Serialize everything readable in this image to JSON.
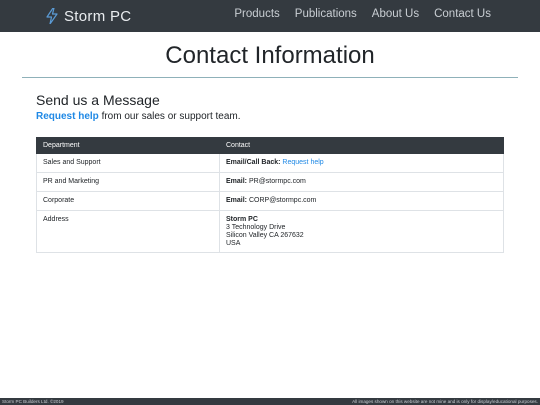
{
  "nav": {
    "brand": "Storm PC",
    "brand_icon": "lightning-bolt-icon",
    "links": [
      "Products",
      "Publications",
      "About Us",
      "Contact Us"
    ]
  },
  "page": {
    "title": "Contact Information"
  },
  "section": {
    "heading": "Send us a Message",
    "request_link": "Request help",
    "subtitle_rest": " from our sales or support team."
  },
  "table": {
    "headers": [
      "Department",
      "Contact"
    ],
    "rows": [
      {
        "department": "Sales and Support",
        "contact_label": "Email/Call Back:",
        "contact_value": "Request help"
      },
      {
        "department": "PR and Marketing",
        "contact_label": "Email:",
        "contact_value": "PR@stormpc.com"
      },
      {
        "department": "Corporate",
        "contact_label": "Email:",
        "contact_value": "CORP@stormpc.com"
      },
      {
        "department": "Address",
        "contact_label": "Storm PC",
        "address_lines": [
          "3 Technology Drive",
          "Silicon Valley CA 267632",
          "USA"
        ]
      }
    ]
  },
  "footer": {
    "left": "Storm PC Builders Ltd. ©2019",
    "right": "All images shown on this website are not mine and is only for display/educational purposes."
  },
  "colors": {
    "navbar_bg": "#343a40",
    "link_accent": "#1e88e5",
    "brand_icon": "#5b9bd5"
  }
}
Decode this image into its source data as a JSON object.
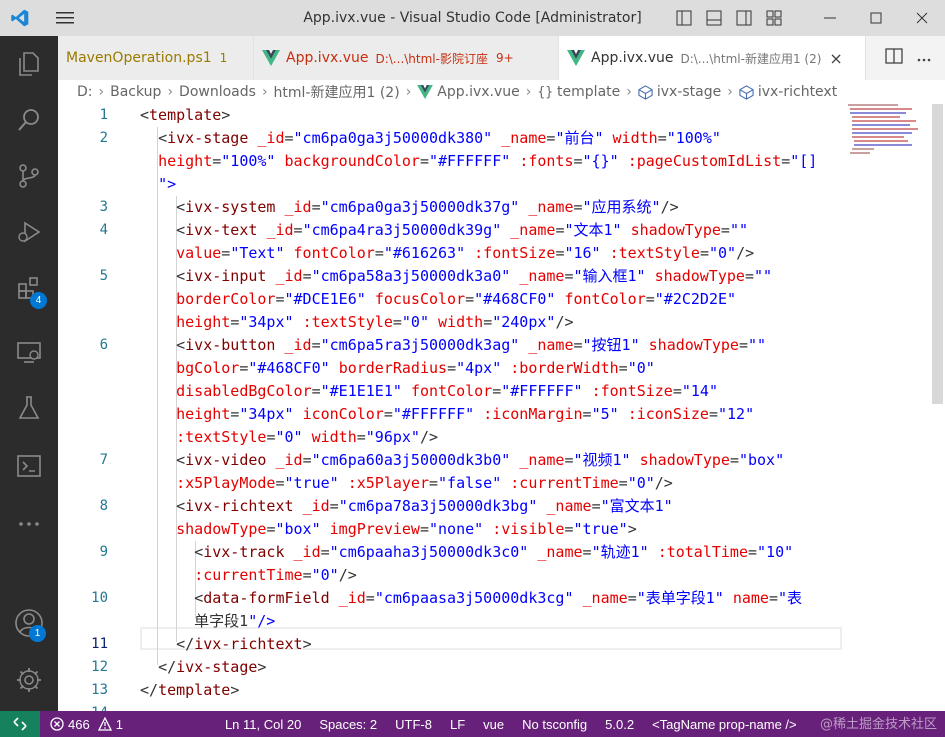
{
  "window": {
    "title": "App.ivx.vue - Visual Studio Code [Administrator]"
  },
  "activity_bar": {
    "extensions_badge": "4",
    "accounts_badge": "1"
  },
  "tabs": [
    {
      "label": "MavenOperation.ps1",
      "count": "1",
      "color": "#9a7a00"
    },
    {
      "label": "App.ivx.vue",
      "path": "D:\\...\\html-影院订座",
      "count": "9+",
      "color": "#c72e0f"
    },
    {
      "label": "App.ivx.vue",
      "path": "D:\\...\\html-新建应用1 (2)",
      "close": "×"
    }
  ],
  "breadcrumb": [
    "D:",
    "Backup",
    "Downloads",
    "html-新建应用1 (2)",
    "App.ivx.vue",
    "template",
    "ivx-stage",
    "ivx-richtext"
  ],
  "code": {
    "lines": [
      {
        "num": "1",
        "text": "<template>"
      },
      {
        "num": "2",
        "text": "  <ivx-stage _id=\"cm6pa0ga3j50000dk380\" _name=\"前台\" width=\"100%\" height=\"100%\" backgroundColor=\"#FFFFFF\" :fonts=\"{}\" :pageCustomIdList=\"[]\">"
      },
      {
        "num": "3",
        "text": "    <ivx-system _id=\"cm6pa0ga3j50000dk37g\" _name=\"应用系统\"/>"
      },
      {
        "num": "4",
        "text": "    <ivx-text _id=\"cm6pa4ra3j50000dk39g\" _name=\"文本1\" shadowType=\"\" value=\"Text\" fontColor=\"#616263\" :fontSize=\"16\" :textStyle=\"0\"/>"
      },
      {
        "num": "5",
        "text": "    <ivx-input _id=\"cm6pa58a3j50000dk3a0\" _name=\"输入框1\" shadowType=\"\" borderColor=\"#DCE1E6\" focusColor=\"#468CF0\" fontColor=\"#2C2D2E\" height=\"34px\" :textStyle=\"0\" width=\"240px\"/>"
      },
      {
        "num": "6",
        "text": "    <ivx-button _id=\"cm6pa5ra3j50000dk3ag\" _name=\"按钮1\" shadowType=\"\" bgColor=\"#468CF0\" borderRadius=\"4px\" :borderWidth=\"0\" disabledBgColor=\"#E1E1E1\" fontColor=\"#FFFFFF\" :fontSize=\"14\" height=\"34px\" iconColor=\"#FFFFFF\" :iconMargin=\"5\" :iconSize=\"12\" :textStyle=\"0\" width=\"96px\"/>"
      },
      {
        "num": "7",
        "text": "    <ivx-video _id=\"cm6pa60a3j50000dk3b0\" _name=\"视频1\" shadowType=\"box\" :x5PlayMode=\"true\" :x5Player=\"false\" :currentTime=\"0\"/>"
      },
      {
        "num": "8",
        "text": "    <ivx-richtext _id=\"cm6pa78a3j50000dk3bg\" _name=\"富文本1\" shadowType=\"box\" imgPreview=\"none\" :visible=\"true\">"
      },
      {
        "num": "9",
        "text": "      <ivx-track _id=\"cm6paaha3j50000dk3c0\" _name=\"轨迹1\" :totalTime=\"10\" :currentTime=\"0\"/>"
      },
      {
        "num": "10",
        "text": "      <data-formField _id=\"cm6paasa3j50000dk3cg\" _name=\"表单字段1\" name=\"表单字段1\"/>"
      },
      {
        "num": "11",
        "text": "    </ivx-richtext>"
      },
      {
        "num": "12",
        "text": "  </ivx-stage>"
      },
      {
        "num": "13",
        "text": "</template>"
      },
      {
        "num": "14",
        "text": ""
      }
    ],
    "current_line": "11"
  },
  "status_bar": {
    "errors": "466",
    "warnings": "1",
    "position": "Ln 11, Col 20",
    "spaces": "Spaces: 2",
    "encoding": "UTF-8",
    "eol": "LF",
    "language": "vue",
    "tsconfig": "No tsconfig",
    "version": "5.0.2",
    "tag_mode": "<TagName prop-name />",
    "watermark": "@稀土掘金技术社区"
  },
  "colors": {
    "activity_bar": "#2c2c2c",
    "status_bar": "#68217a",
    "remote": "#16825d",
    "tag": "#800000",
    "attribute": "#e50000",
    "string": "#0000ff",
    "vue_green": "#41b883"
  }
}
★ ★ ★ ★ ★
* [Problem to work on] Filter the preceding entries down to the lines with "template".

* [The answer]
    "template",
        "text": "<template>"
        "text": "</template>"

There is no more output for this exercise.